====== RECORDS PROVIDED ======

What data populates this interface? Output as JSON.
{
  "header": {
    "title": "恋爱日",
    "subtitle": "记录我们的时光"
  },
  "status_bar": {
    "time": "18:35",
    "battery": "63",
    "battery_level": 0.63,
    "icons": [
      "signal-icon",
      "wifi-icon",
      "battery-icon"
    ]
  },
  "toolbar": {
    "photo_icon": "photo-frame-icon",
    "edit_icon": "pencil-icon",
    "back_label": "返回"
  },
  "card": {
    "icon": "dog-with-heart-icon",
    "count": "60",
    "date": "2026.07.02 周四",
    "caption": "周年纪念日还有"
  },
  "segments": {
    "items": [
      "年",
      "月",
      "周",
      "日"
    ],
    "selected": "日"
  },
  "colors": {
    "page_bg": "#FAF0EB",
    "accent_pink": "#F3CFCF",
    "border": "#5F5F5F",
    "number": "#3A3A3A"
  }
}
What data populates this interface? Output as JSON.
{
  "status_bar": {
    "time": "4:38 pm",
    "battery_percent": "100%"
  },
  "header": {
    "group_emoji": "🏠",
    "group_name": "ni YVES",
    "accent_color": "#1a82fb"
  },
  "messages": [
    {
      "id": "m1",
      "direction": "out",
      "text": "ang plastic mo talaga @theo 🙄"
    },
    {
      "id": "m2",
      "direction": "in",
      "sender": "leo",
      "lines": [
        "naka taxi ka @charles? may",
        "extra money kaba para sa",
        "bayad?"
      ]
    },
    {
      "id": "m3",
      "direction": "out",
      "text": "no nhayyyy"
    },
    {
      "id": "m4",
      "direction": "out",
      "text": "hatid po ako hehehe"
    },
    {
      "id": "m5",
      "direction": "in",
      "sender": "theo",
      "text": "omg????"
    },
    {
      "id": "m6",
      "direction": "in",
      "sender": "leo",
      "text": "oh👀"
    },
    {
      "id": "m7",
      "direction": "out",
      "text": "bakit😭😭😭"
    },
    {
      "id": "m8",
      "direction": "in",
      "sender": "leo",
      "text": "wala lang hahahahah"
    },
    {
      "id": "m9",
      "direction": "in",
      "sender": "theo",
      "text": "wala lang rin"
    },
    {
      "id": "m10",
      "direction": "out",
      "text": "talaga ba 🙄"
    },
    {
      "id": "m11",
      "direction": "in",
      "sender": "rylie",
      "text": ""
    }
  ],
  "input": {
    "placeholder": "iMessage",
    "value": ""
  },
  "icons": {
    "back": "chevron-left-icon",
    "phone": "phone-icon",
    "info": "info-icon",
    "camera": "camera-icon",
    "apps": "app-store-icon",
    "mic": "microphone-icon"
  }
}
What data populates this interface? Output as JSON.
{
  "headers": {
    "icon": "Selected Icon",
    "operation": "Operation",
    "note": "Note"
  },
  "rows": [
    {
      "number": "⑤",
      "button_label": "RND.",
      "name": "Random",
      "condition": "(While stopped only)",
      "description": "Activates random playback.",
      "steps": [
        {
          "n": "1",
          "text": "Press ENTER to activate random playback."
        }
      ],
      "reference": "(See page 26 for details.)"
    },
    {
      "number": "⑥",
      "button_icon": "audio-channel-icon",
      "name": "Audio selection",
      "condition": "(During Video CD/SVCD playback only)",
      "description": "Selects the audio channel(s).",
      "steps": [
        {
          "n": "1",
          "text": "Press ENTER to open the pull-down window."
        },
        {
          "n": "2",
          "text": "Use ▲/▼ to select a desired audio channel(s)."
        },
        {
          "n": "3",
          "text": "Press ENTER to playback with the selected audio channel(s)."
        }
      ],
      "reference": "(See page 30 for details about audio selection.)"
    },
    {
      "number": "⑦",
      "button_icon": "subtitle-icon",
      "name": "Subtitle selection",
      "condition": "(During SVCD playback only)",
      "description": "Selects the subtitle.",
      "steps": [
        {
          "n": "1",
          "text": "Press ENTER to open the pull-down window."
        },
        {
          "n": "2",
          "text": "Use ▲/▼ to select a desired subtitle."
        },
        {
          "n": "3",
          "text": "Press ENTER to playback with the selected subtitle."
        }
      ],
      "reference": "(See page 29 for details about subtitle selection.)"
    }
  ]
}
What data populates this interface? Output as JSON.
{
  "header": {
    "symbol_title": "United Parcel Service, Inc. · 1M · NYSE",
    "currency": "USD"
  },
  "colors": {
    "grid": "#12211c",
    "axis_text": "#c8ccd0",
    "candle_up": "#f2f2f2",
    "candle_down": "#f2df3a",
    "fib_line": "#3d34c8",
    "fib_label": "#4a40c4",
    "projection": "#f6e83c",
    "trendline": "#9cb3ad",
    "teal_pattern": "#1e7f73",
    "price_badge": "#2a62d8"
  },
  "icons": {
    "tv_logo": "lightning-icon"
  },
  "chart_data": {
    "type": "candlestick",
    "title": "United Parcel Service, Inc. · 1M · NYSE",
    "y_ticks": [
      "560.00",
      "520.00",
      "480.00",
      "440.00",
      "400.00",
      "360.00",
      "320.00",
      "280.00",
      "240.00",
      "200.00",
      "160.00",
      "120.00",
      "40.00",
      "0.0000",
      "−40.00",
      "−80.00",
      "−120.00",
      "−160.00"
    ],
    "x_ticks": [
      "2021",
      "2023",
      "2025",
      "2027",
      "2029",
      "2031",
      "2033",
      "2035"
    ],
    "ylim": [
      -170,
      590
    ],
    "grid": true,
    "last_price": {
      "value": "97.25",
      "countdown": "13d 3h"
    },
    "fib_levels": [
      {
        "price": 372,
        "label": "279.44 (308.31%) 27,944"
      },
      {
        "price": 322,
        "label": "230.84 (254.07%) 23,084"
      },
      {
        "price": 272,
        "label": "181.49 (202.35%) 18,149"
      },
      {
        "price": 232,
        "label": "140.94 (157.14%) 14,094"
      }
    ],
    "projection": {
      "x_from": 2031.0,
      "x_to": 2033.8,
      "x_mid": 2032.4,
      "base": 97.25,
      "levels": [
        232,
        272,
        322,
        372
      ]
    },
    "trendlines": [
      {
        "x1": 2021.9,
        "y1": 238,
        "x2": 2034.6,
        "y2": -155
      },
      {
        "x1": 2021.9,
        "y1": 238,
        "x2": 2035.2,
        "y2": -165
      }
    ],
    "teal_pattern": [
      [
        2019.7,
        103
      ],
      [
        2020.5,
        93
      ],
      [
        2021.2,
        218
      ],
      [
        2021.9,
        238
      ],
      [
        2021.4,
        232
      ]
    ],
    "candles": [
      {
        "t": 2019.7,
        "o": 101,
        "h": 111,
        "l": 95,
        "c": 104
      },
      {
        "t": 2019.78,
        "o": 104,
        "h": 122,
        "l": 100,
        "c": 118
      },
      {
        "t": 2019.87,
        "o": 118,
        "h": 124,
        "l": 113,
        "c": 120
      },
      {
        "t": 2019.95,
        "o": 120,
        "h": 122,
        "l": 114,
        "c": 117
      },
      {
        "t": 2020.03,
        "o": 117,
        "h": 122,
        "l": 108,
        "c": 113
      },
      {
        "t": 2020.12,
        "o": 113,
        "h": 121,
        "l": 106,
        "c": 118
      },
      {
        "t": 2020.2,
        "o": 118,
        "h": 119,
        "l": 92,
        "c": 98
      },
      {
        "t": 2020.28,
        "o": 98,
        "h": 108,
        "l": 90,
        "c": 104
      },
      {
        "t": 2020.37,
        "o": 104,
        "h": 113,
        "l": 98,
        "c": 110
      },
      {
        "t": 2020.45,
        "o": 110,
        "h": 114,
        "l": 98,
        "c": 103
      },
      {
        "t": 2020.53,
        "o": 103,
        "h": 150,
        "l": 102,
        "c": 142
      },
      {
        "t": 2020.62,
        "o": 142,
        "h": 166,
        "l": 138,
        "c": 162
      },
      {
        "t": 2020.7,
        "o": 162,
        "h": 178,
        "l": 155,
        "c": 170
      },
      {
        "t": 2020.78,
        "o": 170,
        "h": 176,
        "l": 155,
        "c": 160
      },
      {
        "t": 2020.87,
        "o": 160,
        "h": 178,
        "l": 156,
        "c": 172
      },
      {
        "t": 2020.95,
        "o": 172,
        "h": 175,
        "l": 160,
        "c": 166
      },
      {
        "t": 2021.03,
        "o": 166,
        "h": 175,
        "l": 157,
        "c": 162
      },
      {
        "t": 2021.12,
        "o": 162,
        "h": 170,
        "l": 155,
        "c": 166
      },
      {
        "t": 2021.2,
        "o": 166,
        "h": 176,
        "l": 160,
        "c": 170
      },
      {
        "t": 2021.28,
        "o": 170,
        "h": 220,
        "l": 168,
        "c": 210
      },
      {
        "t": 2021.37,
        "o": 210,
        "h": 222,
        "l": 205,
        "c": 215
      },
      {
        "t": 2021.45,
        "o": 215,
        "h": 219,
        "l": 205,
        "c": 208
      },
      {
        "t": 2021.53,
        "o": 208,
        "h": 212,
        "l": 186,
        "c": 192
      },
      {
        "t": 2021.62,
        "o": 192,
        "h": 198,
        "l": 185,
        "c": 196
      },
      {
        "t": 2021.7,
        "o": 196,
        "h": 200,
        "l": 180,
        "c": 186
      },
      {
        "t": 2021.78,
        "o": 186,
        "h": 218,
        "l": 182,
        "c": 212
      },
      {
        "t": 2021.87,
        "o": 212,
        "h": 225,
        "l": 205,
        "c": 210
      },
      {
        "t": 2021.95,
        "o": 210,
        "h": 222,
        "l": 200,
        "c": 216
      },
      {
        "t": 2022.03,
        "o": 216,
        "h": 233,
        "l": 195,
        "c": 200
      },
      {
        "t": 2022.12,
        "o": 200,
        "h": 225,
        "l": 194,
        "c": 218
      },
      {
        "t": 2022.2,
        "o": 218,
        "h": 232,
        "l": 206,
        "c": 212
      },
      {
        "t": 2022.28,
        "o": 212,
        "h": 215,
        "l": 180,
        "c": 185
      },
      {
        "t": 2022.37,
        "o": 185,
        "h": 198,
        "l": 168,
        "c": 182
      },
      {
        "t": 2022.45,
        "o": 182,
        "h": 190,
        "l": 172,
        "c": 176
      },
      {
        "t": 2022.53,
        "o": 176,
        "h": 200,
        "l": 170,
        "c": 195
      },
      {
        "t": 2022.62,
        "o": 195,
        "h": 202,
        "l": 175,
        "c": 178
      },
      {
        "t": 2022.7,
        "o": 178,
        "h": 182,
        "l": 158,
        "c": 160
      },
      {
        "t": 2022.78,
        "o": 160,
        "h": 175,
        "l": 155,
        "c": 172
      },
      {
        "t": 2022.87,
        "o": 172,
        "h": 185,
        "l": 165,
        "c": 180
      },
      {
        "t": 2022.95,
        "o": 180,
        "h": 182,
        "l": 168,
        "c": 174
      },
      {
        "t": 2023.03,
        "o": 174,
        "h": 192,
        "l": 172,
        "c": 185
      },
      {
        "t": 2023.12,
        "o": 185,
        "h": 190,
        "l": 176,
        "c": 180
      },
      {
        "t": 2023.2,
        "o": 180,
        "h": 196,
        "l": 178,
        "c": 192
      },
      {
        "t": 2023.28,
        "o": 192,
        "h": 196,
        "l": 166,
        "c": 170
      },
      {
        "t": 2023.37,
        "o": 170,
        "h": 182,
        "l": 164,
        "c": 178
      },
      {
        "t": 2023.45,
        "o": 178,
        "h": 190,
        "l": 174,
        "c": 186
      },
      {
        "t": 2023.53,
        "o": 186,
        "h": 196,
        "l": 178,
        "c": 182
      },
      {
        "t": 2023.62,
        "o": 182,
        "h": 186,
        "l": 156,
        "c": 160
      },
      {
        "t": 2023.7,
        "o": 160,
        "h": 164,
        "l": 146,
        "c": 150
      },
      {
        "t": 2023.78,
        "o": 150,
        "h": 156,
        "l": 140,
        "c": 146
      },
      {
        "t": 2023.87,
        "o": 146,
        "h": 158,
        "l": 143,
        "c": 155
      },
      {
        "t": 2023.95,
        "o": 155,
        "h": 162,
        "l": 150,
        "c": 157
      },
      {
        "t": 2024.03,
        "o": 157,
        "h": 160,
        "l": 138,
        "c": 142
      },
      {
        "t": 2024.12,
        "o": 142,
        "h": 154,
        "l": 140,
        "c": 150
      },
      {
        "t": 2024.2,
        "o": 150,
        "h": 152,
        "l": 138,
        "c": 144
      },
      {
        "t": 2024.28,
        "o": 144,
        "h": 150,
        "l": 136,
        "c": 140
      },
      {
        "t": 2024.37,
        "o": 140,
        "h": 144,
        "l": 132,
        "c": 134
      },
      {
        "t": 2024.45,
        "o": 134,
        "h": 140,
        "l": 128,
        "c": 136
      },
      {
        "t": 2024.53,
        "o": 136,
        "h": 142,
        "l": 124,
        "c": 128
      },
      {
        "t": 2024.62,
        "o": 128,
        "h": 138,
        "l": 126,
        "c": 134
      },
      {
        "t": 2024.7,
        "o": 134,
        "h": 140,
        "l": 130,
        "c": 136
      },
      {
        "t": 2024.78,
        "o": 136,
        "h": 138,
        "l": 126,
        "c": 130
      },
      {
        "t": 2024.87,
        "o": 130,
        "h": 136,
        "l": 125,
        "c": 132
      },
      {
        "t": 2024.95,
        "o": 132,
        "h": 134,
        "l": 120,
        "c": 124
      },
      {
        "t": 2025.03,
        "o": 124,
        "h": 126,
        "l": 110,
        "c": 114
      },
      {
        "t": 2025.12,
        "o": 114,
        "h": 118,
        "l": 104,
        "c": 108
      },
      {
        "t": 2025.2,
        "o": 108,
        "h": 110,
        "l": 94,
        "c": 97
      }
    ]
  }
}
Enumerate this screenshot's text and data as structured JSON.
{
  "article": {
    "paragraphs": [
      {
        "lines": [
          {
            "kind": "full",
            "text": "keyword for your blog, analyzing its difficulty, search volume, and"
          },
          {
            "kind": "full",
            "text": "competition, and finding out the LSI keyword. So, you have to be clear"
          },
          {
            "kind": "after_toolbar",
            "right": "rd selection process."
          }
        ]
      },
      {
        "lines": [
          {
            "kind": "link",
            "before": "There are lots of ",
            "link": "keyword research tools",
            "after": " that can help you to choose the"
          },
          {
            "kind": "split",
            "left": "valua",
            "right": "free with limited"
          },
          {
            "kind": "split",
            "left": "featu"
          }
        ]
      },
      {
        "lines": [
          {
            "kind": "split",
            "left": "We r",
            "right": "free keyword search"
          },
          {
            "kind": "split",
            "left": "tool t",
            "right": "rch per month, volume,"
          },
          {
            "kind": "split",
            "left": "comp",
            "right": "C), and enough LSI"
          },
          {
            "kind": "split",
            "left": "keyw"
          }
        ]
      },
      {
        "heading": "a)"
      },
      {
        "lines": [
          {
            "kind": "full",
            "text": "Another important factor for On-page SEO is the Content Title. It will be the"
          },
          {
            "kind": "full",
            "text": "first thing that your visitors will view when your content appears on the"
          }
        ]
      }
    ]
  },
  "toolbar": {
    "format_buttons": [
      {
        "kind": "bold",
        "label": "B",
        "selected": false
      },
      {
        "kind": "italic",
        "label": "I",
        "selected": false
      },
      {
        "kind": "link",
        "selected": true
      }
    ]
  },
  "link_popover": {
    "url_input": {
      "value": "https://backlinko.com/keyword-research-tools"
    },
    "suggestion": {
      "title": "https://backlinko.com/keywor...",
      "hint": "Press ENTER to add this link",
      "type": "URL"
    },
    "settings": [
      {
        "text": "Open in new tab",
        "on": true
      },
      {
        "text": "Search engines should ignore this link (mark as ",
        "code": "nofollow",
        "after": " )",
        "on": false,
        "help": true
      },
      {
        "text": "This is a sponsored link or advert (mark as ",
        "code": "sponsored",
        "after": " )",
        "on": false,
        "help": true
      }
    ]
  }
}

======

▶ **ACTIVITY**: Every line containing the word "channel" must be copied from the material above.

▶ **RESPONSE**:
      "button_icon": "audio-channel-icon",
      "description": "Selects the audio channel(s).",
          "text": "Use ▲/▼ to select a desired audio channel(s)."
          "text": "Press ENTER to playback with the selected audio channel(s)."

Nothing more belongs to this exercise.